I like to put it up in single serving containers (I'm the only chili eater in the house) for future cold weather lunches.

And there you have it...Miller High Life Chili.  Also great to put in a wide-mouth thermos for cold weather fishing or hunting or hiking lunches!


Thursday, March 2, 2017

The Montana State Oral History Project

I'm pleased and proud to have participated in Montana State University's (Bozeman) Oral History Project.  From MSU's website, an overview of their complete project:

The MSU Trout and Salmonid Collection is part of an overall effort to create the world’s largest and most comprehensive research center for all information related to the study of these valuable and sought after species. Our efforts are three pronged and include our print collection which holds over 12,000 titles; our Archival Collection which includes the papers of angling luminaries like Bud Lilly, George Grant, and John Gierach; and our Digital Collections which includes our Trout and Salmonid Artwork Digitization Project and our Angling Oral Histories project. Our physical collections are located on the 2nd floor of Renne Library and open from 8am-5pm Monday-Friday.
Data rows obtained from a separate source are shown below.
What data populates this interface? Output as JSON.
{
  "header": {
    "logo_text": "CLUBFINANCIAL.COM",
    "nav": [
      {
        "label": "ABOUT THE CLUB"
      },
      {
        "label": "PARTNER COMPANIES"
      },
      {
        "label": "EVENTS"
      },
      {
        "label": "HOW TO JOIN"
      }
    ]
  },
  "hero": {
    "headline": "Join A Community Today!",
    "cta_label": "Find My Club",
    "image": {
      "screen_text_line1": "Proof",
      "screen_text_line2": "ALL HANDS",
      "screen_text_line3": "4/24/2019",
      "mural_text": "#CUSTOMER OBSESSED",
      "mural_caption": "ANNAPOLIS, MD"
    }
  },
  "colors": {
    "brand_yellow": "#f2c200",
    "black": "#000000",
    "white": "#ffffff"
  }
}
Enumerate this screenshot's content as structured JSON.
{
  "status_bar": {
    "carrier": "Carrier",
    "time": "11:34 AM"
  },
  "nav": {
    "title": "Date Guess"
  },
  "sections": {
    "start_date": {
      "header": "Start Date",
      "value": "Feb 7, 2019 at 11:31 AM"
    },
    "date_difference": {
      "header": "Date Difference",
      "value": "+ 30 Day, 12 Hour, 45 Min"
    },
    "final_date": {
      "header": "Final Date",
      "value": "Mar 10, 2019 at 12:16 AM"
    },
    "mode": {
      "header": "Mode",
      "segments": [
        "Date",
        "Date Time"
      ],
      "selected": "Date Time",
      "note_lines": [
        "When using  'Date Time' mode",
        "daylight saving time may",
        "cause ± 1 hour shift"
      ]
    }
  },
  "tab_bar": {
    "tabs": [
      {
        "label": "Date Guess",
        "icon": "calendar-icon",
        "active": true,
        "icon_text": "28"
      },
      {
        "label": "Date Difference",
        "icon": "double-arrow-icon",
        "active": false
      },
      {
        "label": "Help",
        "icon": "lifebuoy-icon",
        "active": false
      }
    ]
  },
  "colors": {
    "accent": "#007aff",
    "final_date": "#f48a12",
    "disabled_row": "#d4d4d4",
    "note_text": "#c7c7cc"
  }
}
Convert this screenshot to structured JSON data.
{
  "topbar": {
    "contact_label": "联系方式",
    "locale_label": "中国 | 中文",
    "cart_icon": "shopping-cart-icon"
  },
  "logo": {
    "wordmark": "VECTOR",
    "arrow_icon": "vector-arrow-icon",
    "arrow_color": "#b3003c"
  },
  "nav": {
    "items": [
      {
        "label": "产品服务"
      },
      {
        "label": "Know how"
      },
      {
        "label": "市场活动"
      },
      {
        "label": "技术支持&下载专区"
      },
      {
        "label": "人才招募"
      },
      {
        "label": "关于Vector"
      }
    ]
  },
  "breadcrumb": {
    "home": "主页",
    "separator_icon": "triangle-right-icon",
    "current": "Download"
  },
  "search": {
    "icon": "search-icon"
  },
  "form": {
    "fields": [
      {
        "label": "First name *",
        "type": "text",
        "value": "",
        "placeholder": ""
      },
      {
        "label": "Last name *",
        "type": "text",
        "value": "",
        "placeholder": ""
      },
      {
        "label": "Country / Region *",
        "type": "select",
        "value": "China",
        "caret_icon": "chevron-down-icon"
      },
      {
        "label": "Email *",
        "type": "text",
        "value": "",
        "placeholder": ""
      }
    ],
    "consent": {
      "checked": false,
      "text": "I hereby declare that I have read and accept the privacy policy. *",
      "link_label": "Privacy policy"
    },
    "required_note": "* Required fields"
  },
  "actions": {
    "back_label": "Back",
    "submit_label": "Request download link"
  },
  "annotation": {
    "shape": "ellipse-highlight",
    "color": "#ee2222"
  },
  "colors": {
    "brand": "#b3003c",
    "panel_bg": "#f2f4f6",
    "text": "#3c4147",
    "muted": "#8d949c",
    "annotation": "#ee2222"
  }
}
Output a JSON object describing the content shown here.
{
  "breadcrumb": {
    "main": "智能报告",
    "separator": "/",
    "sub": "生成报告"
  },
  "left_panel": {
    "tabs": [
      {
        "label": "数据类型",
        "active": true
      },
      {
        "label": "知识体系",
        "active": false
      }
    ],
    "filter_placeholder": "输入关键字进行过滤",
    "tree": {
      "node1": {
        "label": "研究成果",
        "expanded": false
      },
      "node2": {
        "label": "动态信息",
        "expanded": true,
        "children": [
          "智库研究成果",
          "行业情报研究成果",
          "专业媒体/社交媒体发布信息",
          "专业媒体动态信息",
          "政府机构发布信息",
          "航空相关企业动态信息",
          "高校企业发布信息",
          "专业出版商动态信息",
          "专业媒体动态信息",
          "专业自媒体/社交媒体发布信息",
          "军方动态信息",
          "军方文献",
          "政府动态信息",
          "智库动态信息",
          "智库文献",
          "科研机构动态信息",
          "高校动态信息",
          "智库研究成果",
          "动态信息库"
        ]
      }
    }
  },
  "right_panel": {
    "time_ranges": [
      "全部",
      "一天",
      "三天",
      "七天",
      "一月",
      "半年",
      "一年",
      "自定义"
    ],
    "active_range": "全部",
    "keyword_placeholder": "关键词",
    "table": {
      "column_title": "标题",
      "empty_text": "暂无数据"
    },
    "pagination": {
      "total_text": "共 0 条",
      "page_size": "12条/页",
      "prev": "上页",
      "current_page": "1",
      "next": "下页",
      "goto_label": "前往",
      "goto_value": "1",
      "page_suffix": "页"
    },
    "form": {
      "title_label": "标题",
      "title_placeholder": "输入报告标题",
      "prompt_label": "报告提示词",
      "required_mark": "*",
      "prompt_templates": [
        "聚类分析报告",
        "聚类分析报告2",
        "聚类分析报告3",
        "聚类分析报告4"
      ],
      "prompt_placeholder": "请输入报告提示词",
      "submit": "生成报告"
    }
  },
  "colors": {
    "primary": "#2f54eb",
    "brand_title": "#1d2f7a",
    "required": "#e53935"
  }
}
Tours of the collection are available by contacting our Special Collections Librarian, James Thull, at

And concerning their oral history project specifically:

The Angling Oral Histories Project is the largest and most comprehensive effort ever undertaken to document the history of all things related to trout and salmonids. We are interviewing anglers, guides, authors, politicians, scientists, and other individuals who have been associated with or impacted trout and/or salmonids. The project has already captured many of the leading voices from the world of angling including Joan Wulff, Bob Jacklin, Tom Alkire, Lefty Kreh, and AD Maddox.

I hope you'll enjoy the oral histories, found here:

We continue to lose the pioneers of our sport on a daily basis.  I, for one, am thrilled that MSU is conducting this project.   The actual videos of individuals are very well done; you can see the question being asked on the right side of the screen; you can even click back and forth among those questions to skip or re-hear a question.  The project leader, James Thull, is doing an outstanding job; he tailors his questions to the individual he is interviewing.  You can tell he does that because he asks guys like Leigh Perkins what famous people he's fished, not so much, lol.

Cheers, Gary